Psychodynamic Psychotherapy, I learned, was about to take me into a deep dive into my past to find all the underlying issues and reasons why I had developed CTPSD. As it turns out, this kind of therapy is hard. I spent 18 months (broken into two chunks so I could take a break while I had my first baby), diving into my traumas, reliving them, re-feeling them and learning why they affect me the way they do. My therapist used the Free Association method which essentially enabled me to lead my therapy. I attended each of my weekly sessions and would be free to discuss anything that I felt I needed to. More often than not it would start with my discussing whatever had happened during the previous week, and by the end of it I would be making connections between what I was feeling an why I felt that way.
I also learnt how to recognise my triggers, see my warning signs and, most importantly, understand that the reason I behaved the way I did was not my fault. One of my biggest triggers is the feeling of being gaslighted – it is a common trait of abusers to try and undermine a lived experience – amongst others. When you’re living in a world where you are second guessing even your own basic needs, being gaslighted is deeply triggering. Finding out that the trauma I had suffered had affected the way my brain had developed, having a place to put my blame and vindicating my feelings were the biggest game changers for me.
In 2019, while I was in the midst of my therapy, a breakthrough came for CPTSD in the UK when it was recognised by World Health Organisation member, the British Psychological Society, who then began to endorse it as a diagnosis. Unfortunately, it still has a long way to go and is not yet officially recognised by the American Psychiatric Association.
As for my breakthrough, I finished my therapy in 2021 and I couldn’t be more grateful for being referred for it. For all of the incredibly hard work it was it was worth it. I’m stronger, much more balanced and I now understand why I react the way I do to things. My relationships are stronger and healthier too, I have learnt what it is to put healthy boundaries in place and things are feeling much more manageable. I would argue that there aren’t really coping mechanisms in place for CPTSD, like grief it just becomes something that you learn to live with, but I have learnt that with childhood trauma there comes a lack of knowing who you are. So for me, a coping mechanism is knowing that I’m not done getting to know myself yet. When something triggers me, I have a step now where I ask the question “how do I want to respond to this, really?” It genuinely helps.
CPTSD doesn’t go away, I will live it for the rest of my life, and as life goes on I might come across more triggers that I didn’t manage to explore in my therapy, but I now have the tools in place to help recognise it and get the help that I need when I need it. . It helps to talk about it. Like most other non-mainstream mental illnesses or disorders, there is a stigma around CPTSD that needs to break, especially as it’s still making tracks through the scientific world. But my advice is this; your CPTSD diagnosis is unique to you. Your circumstance is unique to you. Remember that your experience is 100% valid, so ask for help. Go to your GP and ask for assessment, when you are referred to therapy make sure you allow yourself time to decide whether the therapist you’ve been assigned to works for you. You need to feel comfortable with them as they are likely to be standing beside you and holding your hand as you walk down the shadowy roads of your past experiences, feeling safe with that relationship is paramount. Give yourself time and space to work through it all. It is hard, it is scary but I can say with absolute honesty that it is worth every effort it takes.”

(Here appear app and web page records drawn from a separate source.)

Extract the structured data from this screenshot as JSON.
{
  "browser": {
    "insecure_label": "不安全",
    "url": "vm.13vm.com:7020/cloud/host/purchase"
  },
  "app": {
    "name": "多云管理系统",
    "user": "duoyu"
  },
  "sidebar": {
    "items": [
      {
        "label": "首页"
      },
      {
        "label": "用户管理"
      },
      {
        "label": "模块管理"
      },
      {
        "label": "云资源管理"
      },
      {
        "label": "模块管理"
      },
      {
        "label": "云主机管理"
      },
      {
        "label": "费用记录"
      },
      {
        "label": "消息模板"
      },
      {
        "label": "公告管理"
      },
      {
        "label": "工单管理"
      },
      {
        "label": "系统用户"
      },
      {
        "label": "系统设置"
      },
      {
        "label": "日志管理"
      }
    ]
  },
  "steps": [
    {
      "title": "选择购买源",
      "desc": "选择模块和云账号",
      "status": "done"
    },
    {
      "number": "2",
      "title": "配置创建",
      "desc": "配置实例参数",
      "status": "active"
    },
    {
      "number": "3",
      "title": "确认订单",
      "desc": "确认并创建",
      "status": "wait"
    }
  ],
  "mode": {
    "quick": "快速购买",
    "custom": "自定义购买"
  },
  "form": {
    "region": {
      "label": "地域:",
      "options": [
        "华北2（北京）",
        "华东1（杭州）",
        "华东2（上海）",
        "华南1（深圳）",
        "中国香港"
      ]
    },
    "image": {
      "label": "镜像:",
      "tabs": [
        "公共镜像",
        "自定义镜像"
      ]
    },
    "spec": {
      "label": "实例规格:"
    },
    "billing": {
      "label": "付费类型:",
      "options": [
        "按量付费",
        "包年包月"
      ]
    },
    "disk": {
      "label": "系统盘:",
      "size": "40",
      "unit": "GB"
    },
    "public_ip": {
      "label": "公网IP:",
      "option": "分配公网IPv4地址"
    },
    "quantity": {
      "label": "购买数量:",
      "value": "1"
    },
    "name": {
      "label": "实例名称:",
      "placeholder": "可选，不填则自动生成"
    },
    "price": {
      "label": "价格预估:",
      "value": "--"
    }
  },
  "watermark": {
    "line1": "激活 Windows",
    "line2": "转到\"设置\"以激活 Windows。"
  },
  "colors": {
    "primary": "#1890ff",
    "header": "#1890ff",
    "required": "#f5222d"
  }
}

If you would like to talk to Becki about CPTSD, you can find her on Instagram @RebeccaExploring.